Please reproduce the entries below exactly, leaving the pictures out.

[Items from an interface collection]
_ _ _ _

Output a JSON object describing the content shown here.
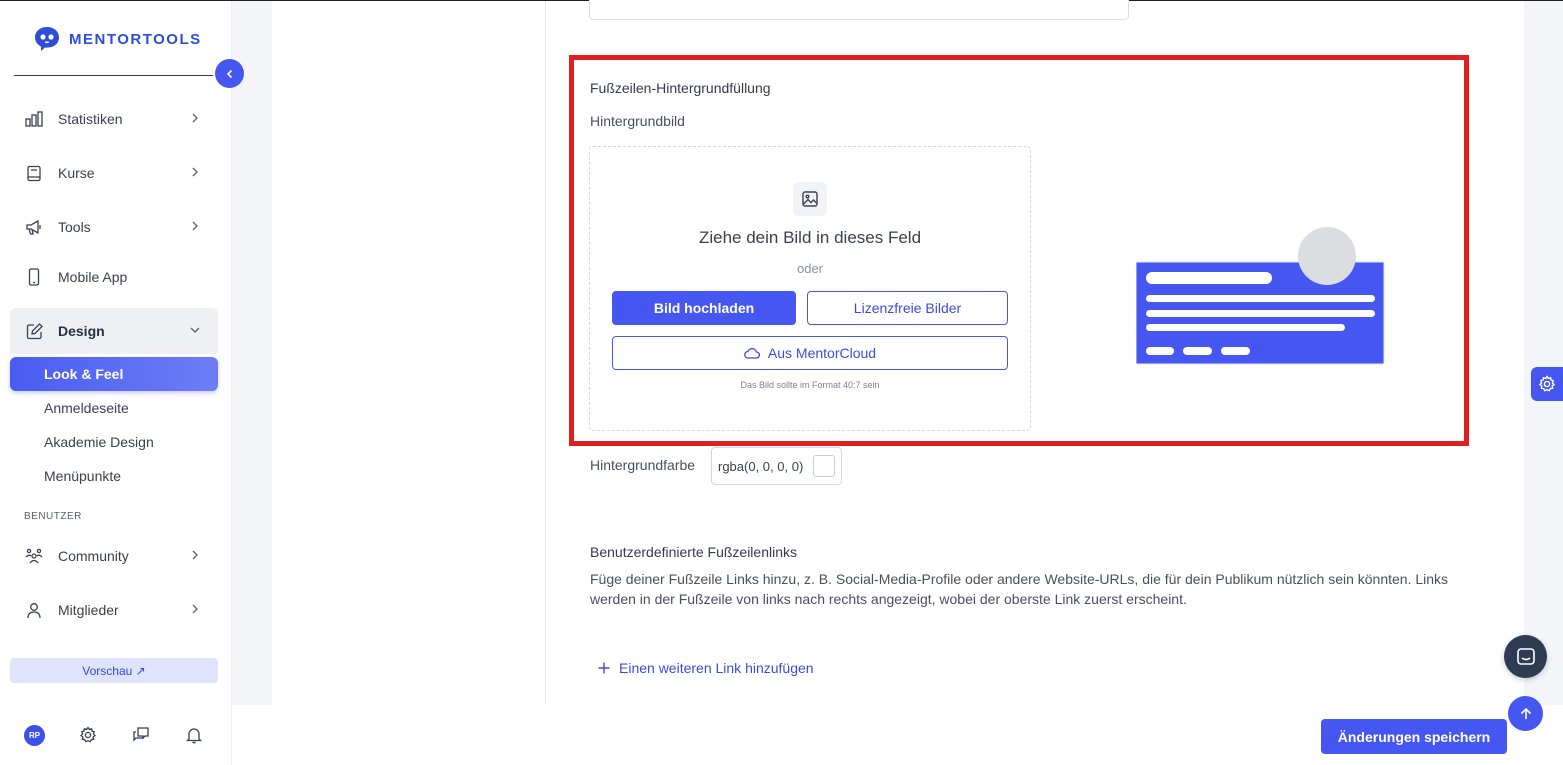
{
  "brand": {
    "name": "MENTORTOOLS",
    "accent": "#4557f0"
  },
  "sidebar": {
    "items": [
      {
        "label": "Statistiken",
        "icon": "bar-chart-icon"
      },
      {
        "label": "Kurse",
        "icon": "book-icon"
      },
      {
        "label": "Tools",
        "icon": "megaphone-icon"
      },
      {
        "label": "Mobile App",
        "icon": "mobile-icon"
      },
      {
        "label": "Design",
        "icon": "pencil-icon"
      }
    ],
    "design_sub": [
      {
        "label": "Look & Feel"
      },
      {
        "label": "Anmeldeseite"
      },
      {
        "label": "Akademie Design"
      },
      {
        "label": "Menüpunkte"
      }
    ],
    "section_users": "BENUTZER",
    "user_items": [
      {
        "label": "Community",
        "icon": "community-icon"
      },
      {
        "label": "Mitglieder",
        "icon": "user-icon"
      }
    ],
    "preview_label": "Vorschau ↗",
    "avatar_initials": "RP"
  },
  "footer_fill": {
    "title": "Fußzeilen-Hintergrundfüllung",
    "image_label": "Hintergrundbild",
    "drop_text": "Ziehe dein Bild in dieses Feld",
    "or_text": "oder",
    "upload_label": "Bild hochladen",
    "stock_label": "Lizenzfreie Bilder",
    "cloud_label": "Aus MentorCloud",
    "hint": "Das Bild sollte im Format 40:7 sein",
    "bg_color_label": "Hintergrundfarbe",
    "bg_color_value": "rgba(0, 0, 0, 0)"
  },
  "custom_links": {
    "title": "Benutzerdefinierte Fußzeilenlinks",
    "description": "Füge deiner Fußzeile Links hinzu, z. B. Social-Media-Profile oder andere Website-URLs, die für dein Publikum nützlich sein könnten. Links werden in der Fußzeile von links nach rechts angezeigt, wobei der oberste Link zuerst erscheint.",
    "add_label": "Einen weiteren Link hinzufügen"
  },
  "save_label": "Änderungen speichern"
}
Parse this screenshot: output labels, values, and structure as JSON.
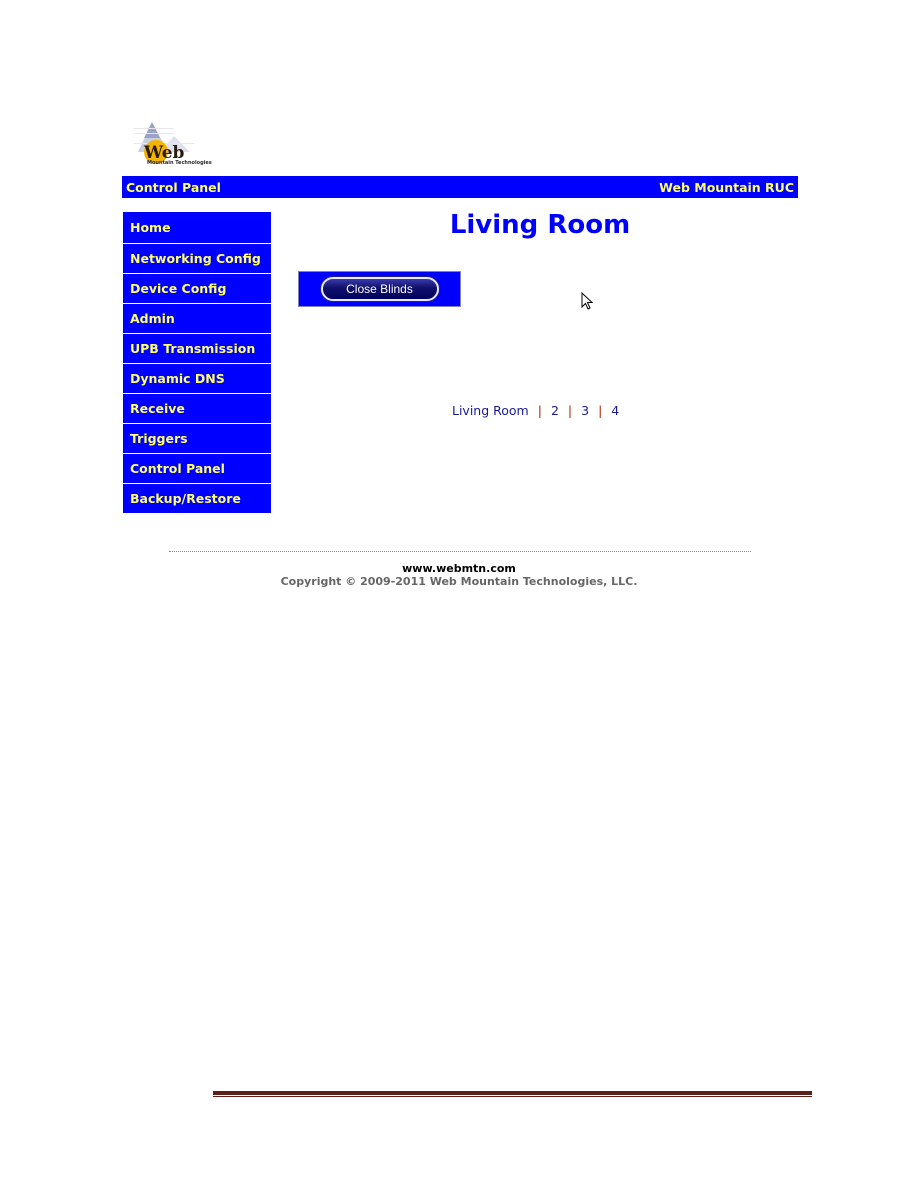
{
  "logo": {
    "text_main": "Web",
    "text_sub": "Mountain Technologies"
  },
  "topbar": {
    "left_title": "Control Panel",
    "right_title": "Web Mountain RUC"
  },
  "sidebar": {
    "items": [
      {
        "label": "Home"
      },
      {
        "label": "Networking Config"
      },
      {
        "label": "Device Config"
      },
      {
        "label": "Admin"
      },
      {
        "label": "UPB Transmission"
      },
      {
        "label": "Dynamic DNS"
      },
      {
        "label": "Receive"
      },
      {
        "label": "Triggers"
      },
      {
        "label": "Control Panel"
      },
      {
        "label": "Backup/Restore"
      }
    ]
  },
  "main": {
    "title": "Living Room",
    "action_button": "Close Blinds",
    "pager": {
      "links": [
        "Living Room",
        "2",
        "3",
        "4"
      ],
      "separator": "|"
    }
  },
  "footer": {
    "url": "www.webmtn.com",
    "copyright": "Copyright © 2009-2011 Web Mountain Technologies, LLC."
  },
  "colors": {
    "nav_bg": "#0000ff",
    "nav_text": "#ffff66",
    "title": "#0000ff",
    "rule": "#5c1f1a"
  }
}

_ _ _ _

- **Solution to this problem**
Output a JSON object describing the content shown here.
{
  "brand": {
    "name": "MENTORTOOLS",
    "accent": "#4557f0"
  },
  "sidebar": {
    "items": [
      {
        "label": "Statistiken",
        "icon": "bar-chart-icon"
      },
      {
        "label": "Kurse",
        "icon": "book-icon"
      },
      {
        "label": "Tools",
        "icon": "megaphone-icon"
      },
      {
        "label": "Mobile App",
        "icon": "mobile-icon"
      },
      {
        "label": "Design",
        "icon": "pencil-icon"
      }
    ],
    "design_sub": [
      {
        "label": "Look & Feel"
      },
      {
        "label": "Anmeldeseite"
      },
      {
        "label": "Akademie Design"
      },
      {
        "label": "Menüpunkte"
      }
    ],
    "section_users": "BENUTZER",
    "user_items": [
      {
        "label": "Community",
        "icon": "community-icon"
      },
      {
        "label": "Mitglieder",
        "icon": "user-icon"
      }
    ],
    "preview_label": "Vorschau ↗",
    "avatar_initials": "RP"
  },
  "footer_fill": {
    "title": "Fußzeilen-Hintergrundfüllung",
    "image_label": "Hintergrundbild",
    "drop_text": "Ziehe dein Bild in dieses Feld",
    "or_text": "oder",
    "upload_label": "Bild hochladen",
    "stock_label": "Lizenzfreie Bilder",
    "cloud_label": "Aus MentorCloud",
    "hint": "Das Bild sollte im Format 40:7 sein",
    "bg_color_label": "Hintergrundfarbe",
    "bg_color_value": "rgba(0, 0, 0, 0)"
  },
  "custom_links": {
    "title": "Benutzerdefinierte Fußzeilenlinks",
    "description": "Füge deiner Fußzeile Links hinzu, z. B. Social-Media-Profile oder andere Website-URLs, die für dein Publikum nützlich sein könnten. Links werden in der Fußzeile von links nach rechts angezeigt, wobei der oberste Link zuerst erscheint.",
    "add_label": "Einen weiteren Link hinzufügen"
  },
  "save_label": "Änderungen speichern"
}
Parse this screenshot: output labels, values, and structure as JSON.
{
  "logo": {
    "text_main": "Web",
    "text_sub": "Mountain Technologies"
  },
  "topbar": {
    "left_title": "Control Panel",
    "right_title": "Web Mountain RUC"
  },
  "sidebar": {
    "items": [
      {
        "label": "Home"
      },
      {
        "label": "Networking Config"
      },
      {
        "label": "Device Config"
      },
      {
        "label": "Admin"
      },
      {
        "label": "UPB Transmission"
      },
      {
        "label": "Dynamic DNS"
      },
      {
        "label": "Receive"
      },
      {
        "label": "Triggers"
      },
      {
        "label": "Control Panel"
      },
      {
        "label": "Backup/Restore"
      }
    ]
  },
  "main": {
    "title": "Living Room",
    "action_button": "Close Blinds",
    "pager": {
      "links": [
        "Living Room",
        "2",
        "3",
        "4"
      ],
      "separator": "|"
    }
  },
  "footer": {
    "url": "www.webmtn.com",
    "copyright": "Copyright © 2009-2011 Web Mountain Technologies, LLC."
  },
  "colors": {
    "nav_bg": "#0000ff",
    "nav_text": "#ffff66",
    "title": "#0000ff",
    "rule": "#5c1f1a"
  }
}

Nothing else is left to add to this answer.